ASSIGNED TASK →
Identify every line in the records below that contains the word "label", and copy each of those lines.

EXERCISE MATERIAL →
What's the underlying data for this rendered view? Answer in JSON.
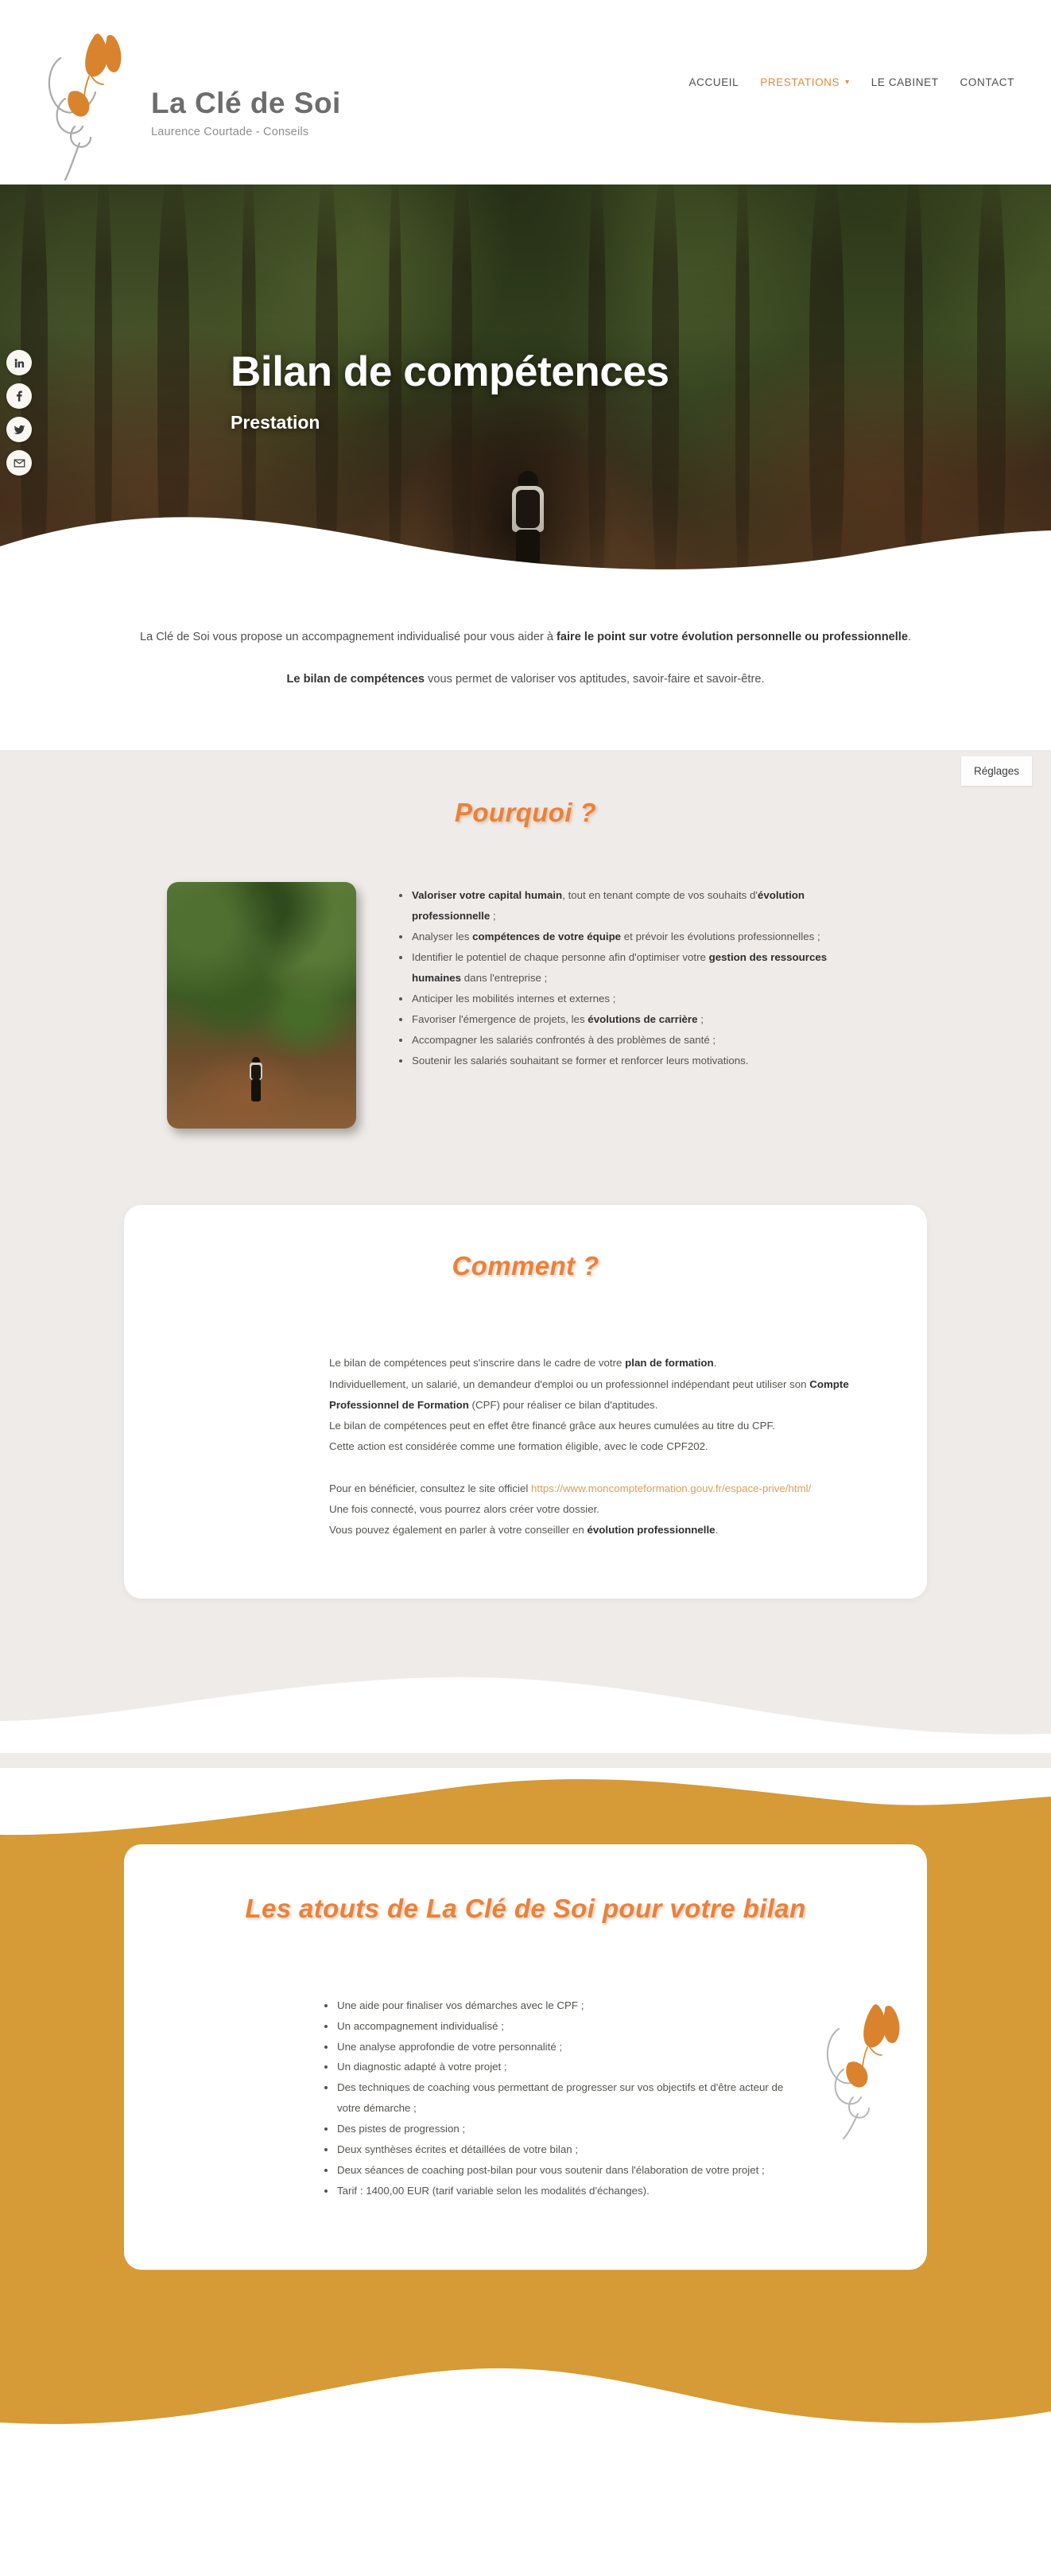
{
  "header": {
    "brand_title": "La Clé de Soi",
    "brand_subtitle": "Laurence Courtade - Conseils",
    "logo_icon": "butterfly-logo-icon",
    "nav": [
      {
        "label": "ACCUEIL",
        "active": false,
        "has_caret": false
      },
      {
        "label": "PRESTATIONS",
        "active": true,
        "has_caret": true,
        "caret_icon": "chevron-down-icon"
      },
      {
        "label": "LE CABINET",
        "active": false,
        "has_caret": false
      },
      {
        "label": "CONTACT",
        "active": false,
        "has_caret": false
      }
    ]
  },
  "social_rail": [
    {
      "icon": "linkedin-icon",
      "label": "in"
    },
    {
      "icon": "facebook-icon",
      "label": "f"
    },
    {
      "icon": "twitter-icon",
      "label": "twitter"
    },
    {
      "icon": "email-icon",
      "label": "mail"
    }
  ],
  "hero": {
    "title": "Bilan de compétences",
    "subtitle": "Prestation",
    "background_image": "forest-path-hiker-photo"
  },
  "intro": {
    "paragraph1_lead": "La Clé de Soi vous propose un accompagnement individualisé pour vous aider à ",
    "paragraph1_bold": "faire le point sur votre évolution personnelle ou professionnelle",
    "paragraph1_tail": ".",
    "paragraph2_bold": "Le bilan de compétences",
    "paragraph2_tail": " vous permet de valoriser vos aptitudes, savoir-faire et savoir-être."
  },
  "settings_button": {
    "label": "Réglages"
  },
  "pourquoi": {
    "heading": "Pourquoi ?",
    "image": "forest-path-hiker-thumbnail",
    "bullets": [
      {
        "bold_lead": "Valoriser votre capital humain",
        "text_mid": ", tout en tenant compte de vos souhaits d'",
        "bold_tail": "évolution professionnelle",
        "text_end": " ;"
      },
      {
        "bold_lead": "",
        "text_mid": "Analyser les ",
        "bold_tail": "compétences de votre équipe",
        "text_end": " et prévoir les évolutions professionnelles ;"
      },
      {
        "bold_lead": "",
        "text_mid": "Identifier le potentiel de chaque personne afin d'optimiser votre ",
        "bold_tail": "gestion des ressources humaines",
        "text_end": " dans l'entreprise ;"
      },
      {
        "bold_lead": "",
        "text_mid": "Anticiper les mobilités internes et externes ;",
        "bold_tail": "",
        "text_end": ""
      },
      {
        "bold_lead": "",
        "text_mid": "Favoriser l'émergence de projets, les ",
        "bold_tail": "évolutions de carrière",
        "text_end": " ;"
      },
      {
        "bold_lead": "",
        "text_mid": "Accompagner les salariés confrontés à des problèmes de santé ;",
        "bold_tail": "",
        "text_end": ""
      },
      {
        "bold_lead": "",
        "text_mid": "Soutenir les salariés souhaitant se former et renforcer leurs motivations.",
        "bold_tail": "",
        "text_end": ""
      }
    ]
  },
  "comment": {
    "heading": "Comment ?",
    "line1_pre": "Le bilan de compétences peut s'inscrire dans le cadre de votre ",
    "line1_bold": "plan de formation",
    "line1_post": ".",
    "line2": "Individuellement, un salarié, un demandeur d'emploi ou un professionnel indépendant peut utiliser son ",
    "line2_bold": "Compte Professionnel de Formation",
    "line2_post": " (CPF) pour réaliser ce bilan d'aptitudes.",
    "line3": "Le bilan de compétences peut en effet être financé grâce aux heures cumulées au titre du CPF.",
    "line4": "Cette action est considérée comme une formation éligible, avec le code CPF202.",
    "line5_pre": "Pour en bénéficier, consultez le site officiel ",
    "line5_link": "https://www.moncompteformation.gouv.fr/espace-prive/html/",
    "line6": "Une fois connecté, vous pourrez alors créer votre dossier.",
    "line7_pre": "Vous pouvez également en parler à votre conseiller en ",
    "line7_bold": "évolution professionnelle",
    "line7_post": "."
  },
  "atouts": {
    "heading": "Les atouts de La Clé de Soi pour votre bilan",
    "decoration_icon": "butterfly-logo-icon",
    "bullets": [
      "Une aide pour finaliser vos démarches avec le CPF ;",
      "Un accompagnement individualisé ;",
      "Une analyse approfondie de votre personnalité ;",
      "Un diagnostic adapté à votre projet ;",
      "Des techniques de coaching vous permettant de progresser sur vos objectifs et d'être acteur de votre démarche ;",
      "Des pistes de progression ;",
      "Deux synthèses écrites et détaillées de votre bilan ;",
      "Deux séances de coaching post-bilan pour vous soutenir dans l'élaboration de votre projet ;",
      "Tarif : 1400,00 EUR (tarif variable selon les modalités d'échanges)."
    ]
  },
  "colors": {
    "accent_orange": "#e8823c",
    "brand_gold": "#d69a36",
    "grey_bg": "#efebe9",
    "link": "#d9a055",
    "brand_grey": "#6d6d6d"
  }
}
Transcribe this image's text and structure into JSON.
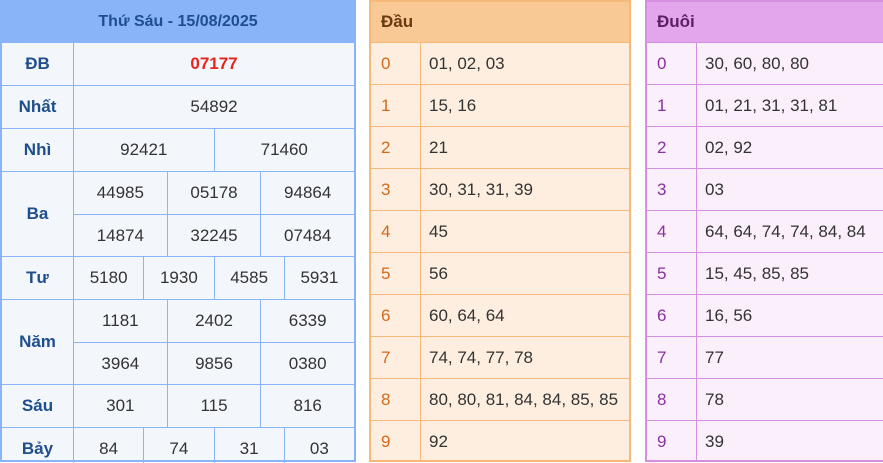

RESPONSE TO THE EXERCISE →
        "label": "ACCUEIL",
        "label": "PRESTATIONS",
        "label": "LE CABINET",
        "label": "CONTACT",
      "label": "in"
      "label": "f"
      "label": "twitter"
      "label": "mail"
    "label": "Réglages"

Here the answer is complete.